US jury sentences Somali pirates to life
Three convicted Somali pirates escaped the death penalty Friday when a US jury sentenced them to life in prison for the high-seas murder of four Americans in the Indian Ocean.
Federal prosecutors had sought the death penalty for Ahmed Muse Salad, 25, Abukar Osman Beyle, 20, and Shani Nurani Shiekh Abrar, 29, for the February 2011 shooting deaths aboard a 58-foot (17.7-meter) yacht.
The boat's owners Scott Adam, 70, and Jean Adam, 66, both retirees from the Los Angeles suburb of Marina del Rey, had set off from New Zealand to fulfill a lifelong dream of sailing around the world.
Their friends Bob Riggle, 67, and Phyllis Macay of Seattle had joined them for the ill-fated Indian Ocean leg.
They were the first Americans killed in a dramatic outbreak of Somali-based maritime piracy off the Horn of Africa that has since waned significantly in the face of stepped-up international naval patrols.
After two days of deliberation in Norfolk, Virginia — home to the US Navy's Atlantic fleet — the jury of seven women and five men on Friday returned a sentence of life imprisonment, court sources said.
"Four Americans were taken hostage, terrorized and then murdered," said Neil MacBride, the US district attorney for eastern Virginia, in a statement.
"Life in prison is reserved for those who commit heinous crimes, and the jury today decided the execution of four innocent Americans on the high seas meets that high bar."
Salad's lawyer Michael Nachmanoff told AFP the jurors were unanimous in their decision.
"We're very grateful they spared the lives of our clients," he said, adding that the three men would serve their time in the federal prison system without parole.
The trio had earlier been found guilty of all 26 charges against them, including piracy, which carries a mandatory life sentence, and 22 other counts eligible for the death penalty.
Nearly two dozen people have been convicted in US courts as part of a global crackdown on Somali-linked piracy — but this was the first case in the United States in which the death penalty was sought.
Salad, Beyle and Abrar were among 19 Somali pirates operating from a commandeered Yemeni mother ship in the Indian Ocean on the lookout for a vessel to capture in return for a ransom, prosecutors said.
The group had armed itself with AK-47 assault rifles, rocket-propelled grenades, boarding ladders and a high-speed skiff with which to pounce onto their intended target.
On February 18, 2011, about 200 miles (320 kilometers) off the coast of Oman, they easily captured the Quest with the intention of taking it to Somalia and holding the American hostages for ransom.
But within two days US warships — including the aircraft carrier Enterprise — caught up with the yacht.

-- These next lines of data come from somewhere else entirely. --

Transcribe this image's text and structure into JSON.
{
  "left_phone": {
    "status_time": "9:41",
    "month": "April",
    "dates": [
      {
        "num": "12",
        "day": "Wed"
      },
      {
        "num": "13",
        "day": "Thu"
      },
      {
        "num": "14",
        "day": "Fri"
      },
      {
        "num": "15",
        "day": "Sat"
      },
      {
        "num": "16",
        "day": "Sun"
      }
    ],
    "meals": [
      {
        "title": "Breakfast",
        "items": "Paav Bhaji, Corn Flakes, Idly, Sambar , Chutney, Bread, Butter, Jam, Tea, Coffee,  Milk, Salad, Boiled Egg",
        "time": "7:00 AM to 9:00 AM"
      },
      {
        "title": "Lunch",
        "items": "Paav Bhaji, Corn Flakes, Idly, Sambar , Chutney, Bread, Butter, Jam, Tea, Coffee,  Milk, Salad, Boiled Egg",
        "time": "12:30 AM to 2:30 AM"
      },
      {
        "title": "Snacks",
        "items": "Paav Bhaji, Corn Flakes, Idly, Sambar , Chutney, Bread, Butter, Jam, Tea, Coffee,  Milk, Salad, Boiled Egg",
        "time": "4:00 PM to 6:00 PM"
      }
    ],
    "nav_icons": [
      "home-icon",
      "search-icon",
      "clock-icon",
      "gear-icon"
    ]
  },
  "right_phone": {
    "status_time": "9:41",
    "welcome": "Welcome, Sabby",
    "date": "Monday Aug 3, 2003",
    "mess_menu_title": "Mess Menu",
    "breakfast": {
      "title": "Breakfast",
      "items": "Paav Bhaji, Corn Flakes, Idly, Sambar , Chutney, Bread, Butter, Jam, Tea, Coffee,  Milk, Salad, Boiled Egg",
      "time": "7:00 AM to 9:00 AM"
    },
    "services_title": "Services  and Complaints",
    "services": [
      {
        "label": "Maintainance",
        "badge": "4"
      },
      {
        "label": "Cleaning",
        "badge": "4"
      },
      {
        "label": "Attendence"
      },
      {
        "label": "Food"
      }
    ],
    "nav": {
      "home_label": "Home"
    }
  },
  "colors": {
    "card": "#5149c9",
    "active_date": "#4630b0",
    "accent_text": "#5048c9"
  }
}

Defense lawyers say Adam urged the navy by radio to keep back so as not to trigger a violent reaction from his captors.
Two of the pirates eventually boarded a US destroyer for face-to-face negotiations. When they turned down an offer to keep the Quest but surrender the Americans, the pair were detained on the ship, the defense team argued.
The US navy then moved closer to the Quest, gunfire rang out, a pirate fired a rocket and navy SEAL commandos stormed the yacht, court papers say. Besides the four Americans, four of the pirates were killed. (AFP)